In Langley, an estimated 10 to 15 homeless people live in vehicles like this van, parking along side streets and in parking lots to sleep at night.

In Langley, an estimated 10 to 15 homeless people live in vehicles like this van, parking along side streets and in parking lots to sleep at night.

The man in the van

An estimated one third of homeless people live in vehicles, but it's a place one Langley stonemason never expected to find himself

For the last six months, Langley resident David Cornelius has been living in his van.

“I sleep in gas stations, side roads, wherever I won’t be harassed,” he says.

His home is a well-maintained travel van with a raised roof and enough room for Cornelius, a stone mason, to pack his tools and other possessions along with his dog, Yuki, a Siberian husky.

He says his current situation is the result of a landlord who decided to renovate, high rental rates and health issues that have limited his ability to work.

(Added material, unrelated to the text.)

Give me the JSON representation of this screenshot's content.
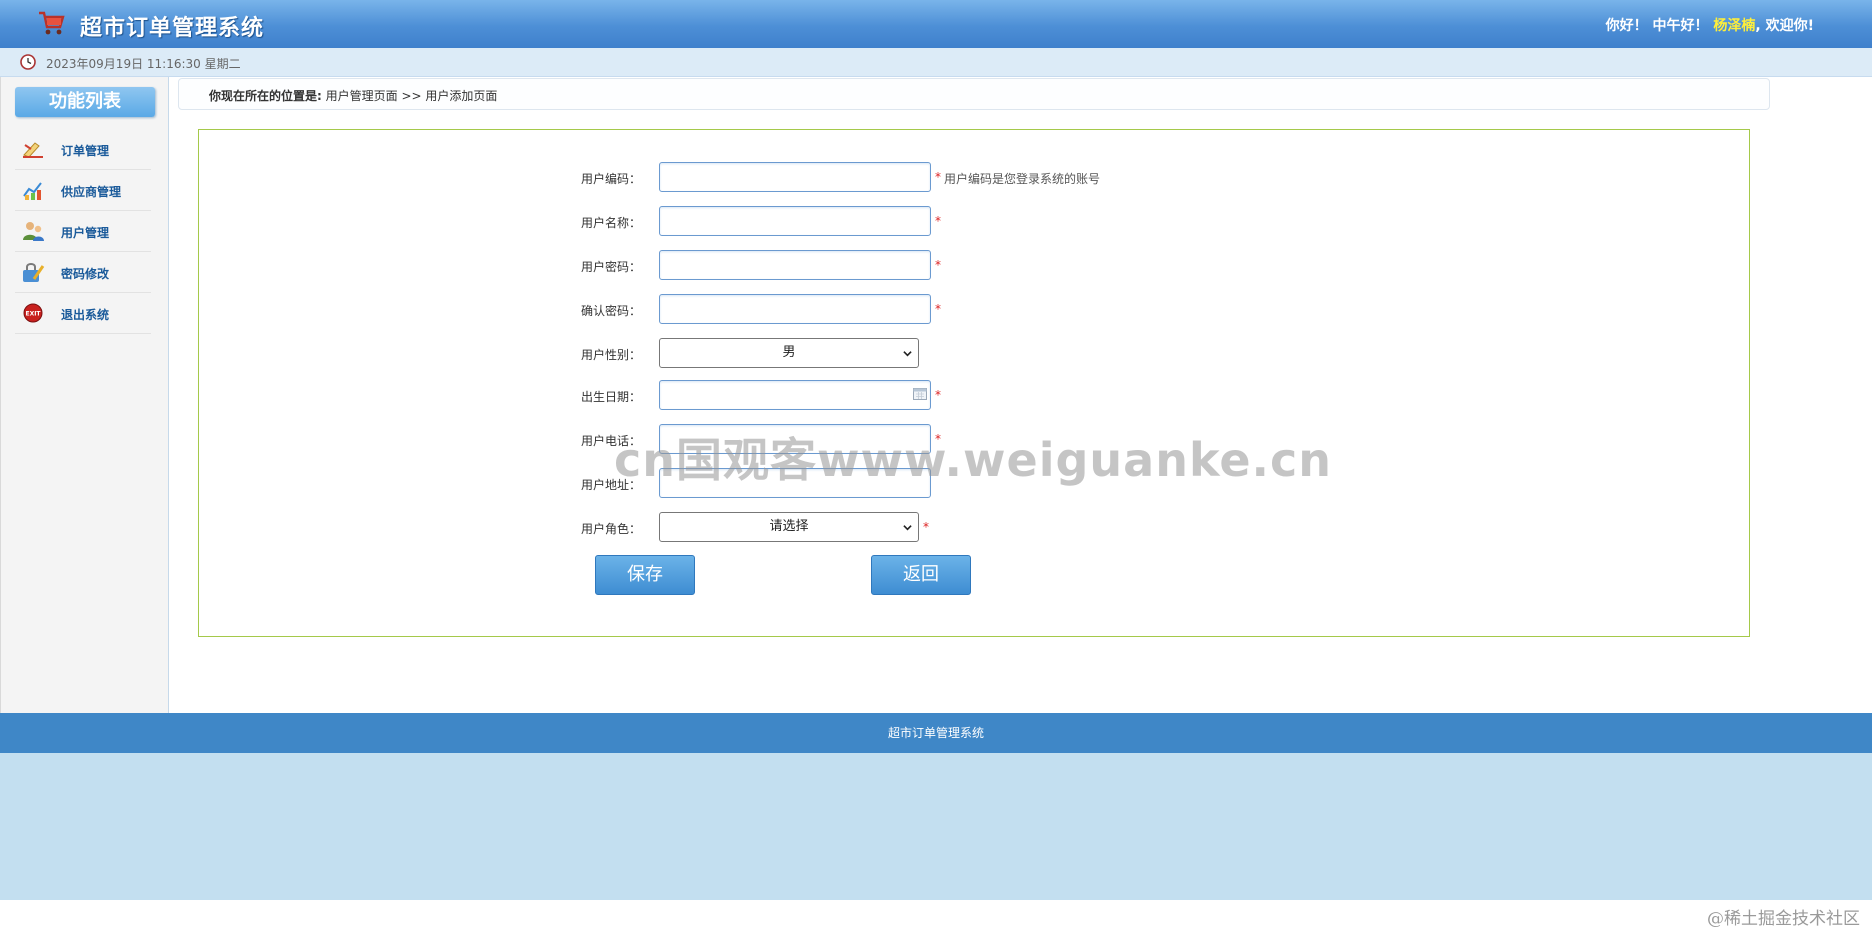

For Cornelius, it became a choice between maintaining and insuring his van, which he needs for work, or renting.

Living in his van means he was able, barely, to spend $4,000 to replace the vehicle’s motor, money that would buy him less than four months in an average one-bedroom apartment in Langley.

While he might be able to afford a less expensive basement suite or shared accommodations, most of them have no-pets policies.

Cornelius wasn’t about to get rid of Yuki.

And he likes his privacy.

He is an experienced camper, so he already had the necessary gear.

Once he made the decision, he says the big surprise was learning how many other people are doing the same thing.

He discovered there is a whole community of mobile homeless people in the Lower Mainland who live in everything from big RVs to smaller vans and compact cars.

He bumps into them everywhere he goes, in shopping centre parking lots, quiet suburban cul-de-sacs and public campgrounds.

“There’s hundreds,” Cornelius says.

“They sleep in their cars, even. They sleep across the seats. And they get up and go to work.

“There’s a guy who’s been in his van for four years.

“He gets up every (work day) morning, puts on a tie and goes to work.”

The other day, Cornelius was left momentarily speechless when someone expressed admiration for his living-in-a-van lifestyle.

It is not a lifestyle choice, he says, nor an extended camping trip.

Money is tight, and he has had to seek assistance from the Sources food bank in Langley and has stood in line for meals at the Salvation Army Gateway of Hope.

Roughly one in three homeless people in the U.S. live in vehicles, according to a Seattle University study.

Described in the study as “car campers,” “mobile homeless” and “vehicle residents,” they are people who may have enough income to operate and insure a vehicle, but not enough to rent or own.

There are so many of them in Seattle, some home owners have been lobbying for a crackdown, demanding expanded bans on overnight parking.

In Los Angeles, where an estimated 9,500 people are mobile homeless, the city tried to impose a ban on people living in their cars.

That was struck down last year by the U.S. 9th Circuit Court of Appeals as unconstitutionally vague.

There has been less attention to homeless people with vehicles in the Lower Mainland, where most attention is focused on those who live outdoors in tents.

In March of last year, 2,777 homeless people were counted in the Metro Vancouver region, 92 of them in Langley and Aldergrove, mostly sleeping in homeless camps and shelters.

The Stepping Stone Community Services Society in Langley estimates the percentage of homeless people living in vehicles locally is lower than it is in the U.S., with about 10 to 15 people in Langley and Aldergrove in that category.

Cornelius says Metro Vancouver police, generally, have treated him well.

So long as he doesn’t make a mess or stay too long in one place, they don’t hassle him.

He views his current situation as a temporary measure, but worries that it could become permanent.

“I’m scared for the future,” he says. The cost of rental housing isn’t getting any lower and job opportunities are going to foreign workers who do the same job he does for a lot less money.

“Will I spend the winter outside? Is that the future?” he says.

“I can’t live in my van for the rest of my life. Where do I go?”